Records from a collection

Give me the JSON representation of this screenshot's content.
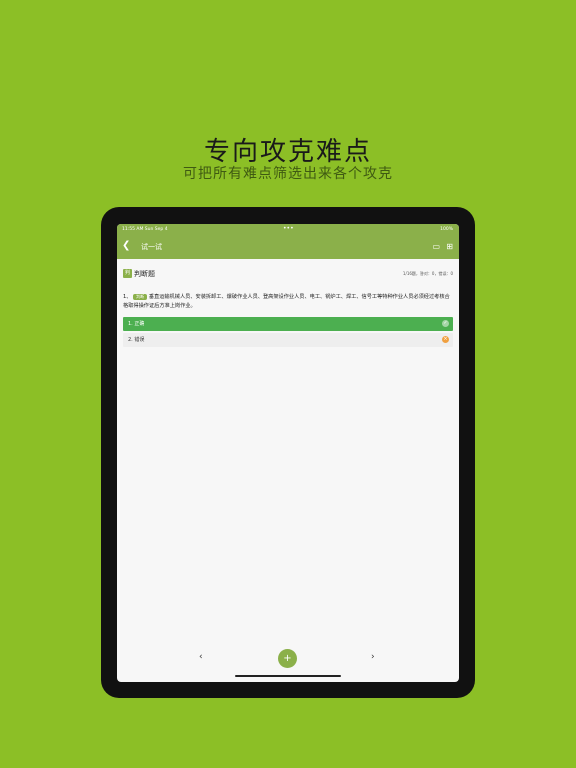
{
  "promo": {
    "title": "专向攻克难点",
    "subtitle": "可把所有难点筛选出来各个攻克"
  },
  "statusbar": {
    "time": "11:55 AM  Sun Sep 4",
    "dots": "•••",
    "battery": "100%"
  },
  "navbar": {
    "title": "试一试",
    "back_icon": "chevron-left-icon",
    "action1_icon": "card-icon",
    "action2_icon": "grid-icon"
  },
  "question": {
    "type_tag": "判",
    "type_label": "判断题",
    "stats": "1/16题，答对：0，错误：0",
    "number": "1、",
    "badge": "判断",
    "text": "垂直运输机械人员、安装拆卸工、爆破作业人员、登高架设作业人员、电工、锅炉工、焊工、信号工等特种作业人员必须经过考核合格取得操作证后方准上岗作业。",
    "options": [
      {
        "label": "1. 正确",
        "icon": "check-icon"
      },
      {
        "label": "2. 错误",
        "icon": "cross-icon"
      }
    ]
  },
  "bottom": {
    "prev": "‹",
    "add": "+",
    "next": "›"
  }
}
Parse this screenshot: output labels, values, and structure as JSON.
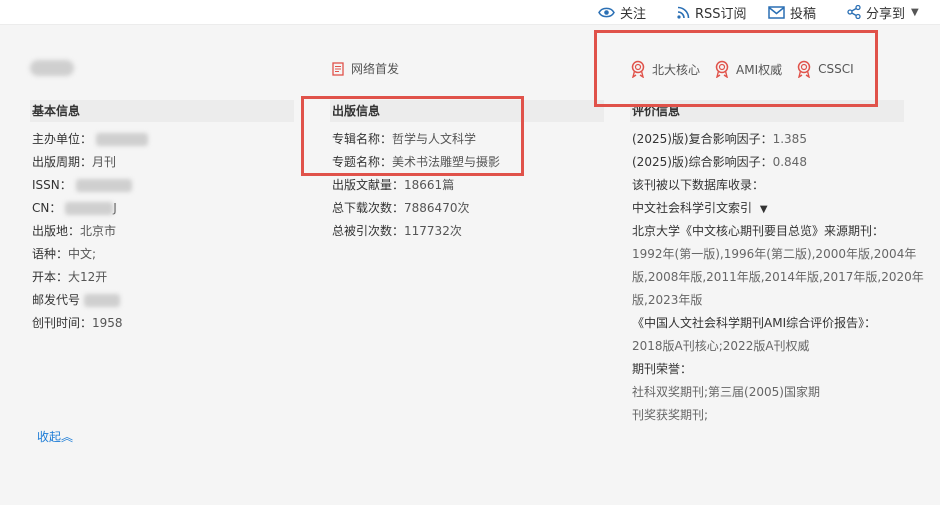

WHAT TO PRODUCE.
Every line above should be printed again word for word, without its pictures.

ANSWER SPACE.
Give me the JSON representation of this screenshot's content.
{
  "promo": {
    "title": "专向攻克难点",
    "subtitle": "可把所有难点筛选出来各个攻克"
  },
  "statusbar": {
    "time": "11:55 AM  Sun Sep 4",
    "dots": "•••",
    "battery": "100%"
  },
  "navbar": {
    "title": "试一试",
    "back_icon": "chevron-left-icon",
    "action1_icon": "card-icon",
    "action2_icon": "grid-icon"
  },
  "question": {
    "type_tag": "判",
    "type_label": "判断题",
    "stats": "1/16题，答对：0，错误：0",
    "number": "1、",
    "badge": "判断",
    "text": "垂直运输机械人员、安装拆卸工、爆破作业人员、登高架设作业人员、电工、锅炉工、焊工、信号工等特种作业人员必须经过考核合格取得操作证后方准上岗作业。",
    "options": [
      {
        "label": "1. 正确",
        "icon": "check-icon"
      },
      {
        "label": "2. 错误",
        "icon": "cross-icon"
      }
    ]
  },
  "bottom": {
    "prev": "‹",
    "add": "+",
    "next": "›"
  }
}
Parse this screenshot: output labels, values, and structure as JSON.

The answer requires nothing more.